Saturday was a particularly cloudless summer late July day. We arrived early at what's normally a dog raising track in Post Falls, ID. The venue itself was the perfect canvas in it's plainness to showcase the intensity of color waiting to be displayed via outfits, horses and music.
I liked hearing the hand drum groups doing their first round after navigating a bizarre maze of little shops, from the inside entrance to the outside stadium. Some selling handmade moccasins, other tye-dye hippie girl dresses, the kind you see everywhere. Waiting for the action to start we made our way up the bleachers, still with hand drum groups performing. By action I mean the horse parade contest and grand entry.

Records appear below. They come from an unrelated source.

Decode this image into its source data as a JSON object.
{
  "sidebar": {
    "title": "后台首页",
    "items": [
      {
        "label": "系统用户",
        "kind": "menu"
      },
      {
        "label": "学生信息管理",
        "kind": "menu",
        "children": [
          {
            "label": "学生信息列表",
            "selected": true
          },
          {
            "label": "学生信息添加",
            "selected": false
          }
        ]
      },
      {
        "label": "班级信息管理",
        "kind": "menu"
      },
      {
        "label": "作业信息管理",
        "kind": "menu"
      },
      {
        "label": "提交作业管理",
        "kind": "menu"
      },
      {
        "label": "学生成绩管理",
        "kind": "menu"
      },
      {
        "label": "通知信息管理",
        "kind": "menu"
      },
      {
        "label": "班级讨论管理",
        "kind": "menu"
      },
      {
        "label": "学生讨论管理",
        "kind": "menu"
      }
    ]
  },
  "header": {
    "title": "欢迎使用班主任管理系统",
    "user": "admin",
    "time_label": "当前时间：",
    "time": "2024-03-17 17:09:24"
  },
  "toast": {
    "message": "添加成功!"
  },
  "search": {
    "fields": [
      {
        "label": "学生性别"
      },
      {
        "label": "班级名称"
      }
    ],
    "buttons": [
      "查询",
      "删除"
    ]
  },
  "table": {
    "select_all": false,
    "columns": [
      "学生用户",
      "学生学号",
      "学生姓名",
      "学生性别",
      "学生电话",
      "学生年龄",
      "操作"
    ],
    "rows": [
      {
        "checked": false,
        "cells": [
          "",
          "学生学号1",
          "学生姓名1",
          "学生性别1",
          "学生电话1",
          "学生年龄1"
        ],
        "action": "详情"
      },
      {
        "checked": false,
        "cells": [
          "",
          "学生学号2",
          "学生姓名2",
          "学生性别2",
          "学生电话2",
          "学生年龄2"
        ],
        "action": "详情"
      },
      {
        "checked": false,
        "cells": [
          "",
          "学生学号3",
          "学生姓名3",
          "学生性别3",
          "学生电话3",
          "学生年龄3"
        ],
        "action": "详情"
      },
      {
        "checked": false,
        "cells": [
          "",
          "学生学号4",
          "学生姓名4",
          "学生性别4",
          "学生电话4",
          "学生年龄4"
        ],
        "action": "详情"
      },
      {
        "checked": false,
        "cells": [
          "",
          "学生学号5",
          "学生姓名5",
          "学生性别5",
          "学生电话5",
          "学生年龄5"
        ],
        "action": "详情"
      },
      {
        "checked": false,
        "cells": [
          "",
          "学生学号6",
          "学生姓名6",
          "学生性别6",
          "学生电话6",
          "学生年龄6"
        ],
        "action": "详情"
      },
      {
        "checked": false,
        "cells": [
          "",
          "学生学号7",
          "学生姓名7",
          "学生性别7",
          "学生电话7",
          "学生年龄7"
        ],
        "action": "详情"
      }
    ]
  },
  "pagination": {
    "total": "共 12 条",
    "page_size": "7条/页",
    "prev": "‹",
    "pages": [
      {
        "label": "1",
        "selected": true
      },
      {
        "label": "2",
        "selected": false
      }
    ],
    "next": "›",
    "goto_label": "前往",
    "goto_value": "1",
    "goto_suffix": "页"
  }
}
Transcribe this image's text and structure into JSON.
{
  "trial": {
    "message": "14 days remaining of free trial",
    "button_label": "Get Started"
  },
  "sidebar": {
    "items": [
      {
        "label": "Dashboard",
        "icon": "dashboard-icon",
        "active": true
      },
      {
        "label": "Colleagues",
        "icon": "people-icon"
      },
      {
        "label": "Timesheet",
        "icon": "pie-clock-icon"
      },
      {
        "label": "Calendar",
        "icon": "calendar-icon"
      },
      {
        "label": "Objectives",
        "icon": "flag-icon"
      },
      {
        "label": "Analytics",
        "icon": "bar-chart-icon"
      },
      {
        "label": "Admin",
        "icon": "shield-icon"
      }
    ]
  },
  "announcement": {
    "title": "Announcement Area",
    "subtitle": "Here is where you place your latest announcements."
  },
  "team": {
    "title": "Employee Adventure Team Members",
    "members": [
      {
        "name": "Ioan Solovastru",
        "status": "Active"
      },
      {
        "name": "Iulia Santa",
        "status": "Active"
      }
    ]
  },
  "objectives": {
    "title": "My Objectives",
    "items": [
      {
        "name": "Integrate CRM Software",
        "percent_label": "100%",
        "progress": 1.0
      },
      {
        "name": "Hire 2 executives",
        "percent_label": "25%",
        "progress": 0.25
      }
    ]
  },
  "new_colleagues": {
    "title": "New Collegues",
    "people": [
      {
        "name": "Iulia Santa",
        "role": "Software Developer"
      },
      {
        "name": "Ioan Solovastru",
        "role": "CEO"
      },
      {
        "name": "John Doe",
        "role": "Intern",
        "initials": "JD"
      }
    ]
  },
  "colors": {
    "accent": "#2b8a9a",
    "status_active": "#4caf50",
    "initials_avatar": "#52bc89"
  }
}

The 40 minute anticipation was well worth the wait, and filled with wandering eyes over crowds. Observing fellow observers and listing to the cling cling cling of sometimes sparkly traditional dress making their way through the crowds, to some starting and viewing point I imagine.

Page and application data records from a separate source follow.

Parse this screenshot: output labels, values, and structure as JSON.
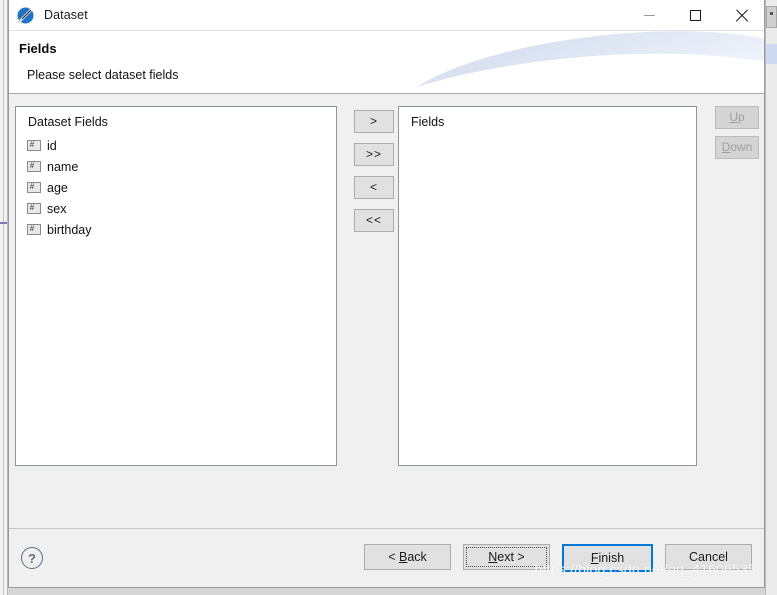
{
  "window": {
    "title": "Dataset",
    "app_icon": "dataset-icon",
    "controls": {
      "minimize": "minimize-icon",
      "maximize": "maximize-icon",
      "close": "close-icon"
    }
  },
  "header": {
    "title": "Fields",
    "subtitle": "Please select dataset fields"
  },
  "panels": {
    "left": {
      "label": "Dataset Fields",
      "items": [
        {
          "name": "id",
          "icon": "#"
        },
        {
          "name": "name",
          "icon": "#"
        },
        {
          "name": "age",
          "icon": "#"
        },
        {
          "name": "sex",
          "icon": "#"
        },
        {
          "name": "birthday",
          "icon": "#"
        }
      ]
    },
    "right": {
      "label": "Fields",
      "items": []
    }
  },
  "transfer_buttons": [
    {
      "label": ">",
      "name": "move-right-button"
    },
    {
      "label": ">>",
      "name": "move-all-right-button"
    },
    {
      "label": "<",
      "name": "move-left-button"
    },
    {
      "label": "<<",
      "name": "move-all-left-button"
    }
  ],
  "order_buttons": {
    "up": {
      "label": "Up",
      "mnemonic": "U",
      "enabled": false
    },
    "down": {
      "label": "Down",
      "mnemonic": "D",
      "enabled": false
    }
  },
  "footer": {
    "help": "?",
    "buttons": {
      "back": {
        "label": "< Back",
        "mnemonic": "B"
      },
      "next": {
        "label": "Next >",
        "mnemonic": "N"
      },
      "finish": {
        "label": "Finish",
        "mnemonic": "F"
      },
      "cancel": {
        "label": "Cancel",
        "mnemonic": ""
      }
    }
  },
  "watermark": "https://blog.csdn.net/qq_41606535",
  "colors": {
    "accent": "#0078d7",
    "dialog_bg": "#f0f0f0",
    "list_bg": "#ffffff",
    "button_bg": "#e1e1e1",
    "disabled_text": "#a0a0a0",
    "help_icon": "#5b6b80"
  }
}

I didn't know what to expect. I've heard the word powwow for sure but didn't know it meant, in basic terms, the gathering of Native American people. From what I understand the main event at the Julyamsh Powwow was the dancing, I've never witnessed anything like it. There was generosity about the few hours I had to observe the powwow. I felt a sincere thankfulness and a desire to learn more. I'm somewhat of a history nerd and the idea of this free time study thrills me more than is cool to admit.